While most would shoo bees out of their backyard and pray they stay away, Billy Stevenson is welcoming them with open arms.
The international office director set up his second hive this month, a mass of bees 3,000 and growing. And not just as a hobby – it’s the doctor’s orders. Stevenson has severe allergies that require him to take weekly shots that are a cocktail of area grass and pollen. His allergist recommended consuming local honey as a way to further inoculate himself as it contains local pollen.
Stevenson, with the help of Counseling Director Tim Dinger, built a hive, known as a super, in his backyard. After the queen was released, the American honeybees got to work sealing every joint and corner with a thick wax.
“It was like someone took a caulking gun and caulked around the edges,” said Stevenson, “as if they were saying, ‘we are sealing this place so that no foreign agent can get in. It was amazing.”
Stevenson also set out protecting the hive by setting up a reliable water source and having an abundance of plants. The scorching heat last summer seemed to cause the collapse of his last hive. He also has stopped using pesticide and convinced his neighbors to do the same. Recent studies in the journal “Science” suggest common pesticides may reduce queen populations and cause bees to become lost on their way back to the hive.
The study brings scientists one step closer to why bee colonies and other pollinators are collapsing.
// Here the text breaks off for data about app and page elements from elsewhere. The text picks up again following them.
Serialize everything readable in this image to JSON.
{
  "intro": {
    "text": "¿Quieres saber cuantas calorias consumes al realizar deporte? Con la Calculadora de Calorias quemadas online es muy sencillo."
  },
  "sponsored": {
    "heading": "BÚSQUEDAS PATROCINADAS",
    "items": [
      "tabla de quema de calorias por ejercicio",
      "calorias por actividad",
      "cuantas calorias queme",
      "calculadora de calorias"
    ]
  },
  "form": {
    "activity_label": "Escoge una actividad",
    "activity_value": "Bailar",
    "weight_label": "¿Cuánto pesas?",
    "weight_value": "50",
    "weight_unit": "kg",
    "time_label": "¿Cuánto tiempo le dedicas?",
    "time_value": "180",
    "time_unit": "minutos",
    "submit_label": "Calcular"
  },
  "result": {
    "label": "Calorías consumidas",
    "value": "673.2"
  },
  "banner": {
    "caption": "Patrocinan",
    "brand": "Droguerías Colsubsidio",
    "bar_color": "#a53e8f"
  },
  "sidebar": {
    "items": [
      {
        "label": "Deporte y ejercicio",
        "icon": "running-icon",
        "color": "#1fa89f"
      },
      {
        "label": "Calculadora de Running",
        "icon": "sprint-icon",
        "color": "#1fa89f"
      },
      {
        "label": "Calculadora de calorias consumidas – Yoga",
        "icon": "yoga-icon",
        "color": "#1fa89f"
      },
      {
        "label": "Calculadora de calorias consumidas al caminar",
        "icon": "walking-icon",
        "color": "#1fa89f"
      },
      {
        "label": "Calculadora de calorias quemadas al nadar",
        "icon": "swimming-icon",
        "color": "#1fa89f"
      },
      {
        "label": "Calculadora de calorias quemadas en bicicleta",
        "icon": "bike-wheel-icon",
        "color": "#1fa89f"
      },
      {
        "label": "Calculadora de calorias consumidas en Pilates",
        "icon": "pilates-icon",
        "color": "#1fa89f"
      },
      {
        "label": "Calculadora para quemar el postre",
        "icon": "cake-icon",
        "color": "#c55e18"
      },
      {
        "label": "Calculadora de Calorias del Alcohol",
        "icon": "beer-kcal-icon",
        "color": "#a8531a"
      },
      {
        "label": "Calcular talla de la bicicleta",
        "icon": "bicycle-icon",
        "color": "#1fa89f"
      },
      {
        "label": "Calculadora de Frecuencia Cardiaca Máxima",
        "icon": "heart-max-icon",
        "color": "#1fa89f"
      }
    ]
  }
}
According to the Environmental Protection Agency, habitat loss, disease, inadequate food sources and pesticides are thought be culprits. Regardless, bees are an integral part of America’s food industry because they pollinate fruits, nuts and vegetables.
The also produce honey, which Stevenson doesn’t just find helpful for allergies, but delicious. With his smoke can and bee suit, he can peek into the super and spy on the bees’ colorful pollen stashes.
“If it’s red, I bet they’ve been on my cherry tree, if it’s yellow, I bet they’ve been on the honey suckle,” said Stevenson, who labels each jar of his “Billy’s Backyard Honey” according to the predominate pollen source. According to him, different pollen means different flavor. Acacia tree honey is sweet and light. Clover honey is heavy. Heather honey is heavy and dark. And Billy’s Backyard Honey has a sweet taste with a hint of cherry and lilac, says Stevenson.
But beyond the honey and health benefits, Stevenson finds a deeper satisfaction in beekeeping.
“There is a wonder, a splendor, that this is an intelligent design,” said Stevenson, who often will sit near his hive, watching the bees at work. “I have never gotten bored. I am always watching in utter amazement, sheer wonder at the miracle that is taking place before my eyes.”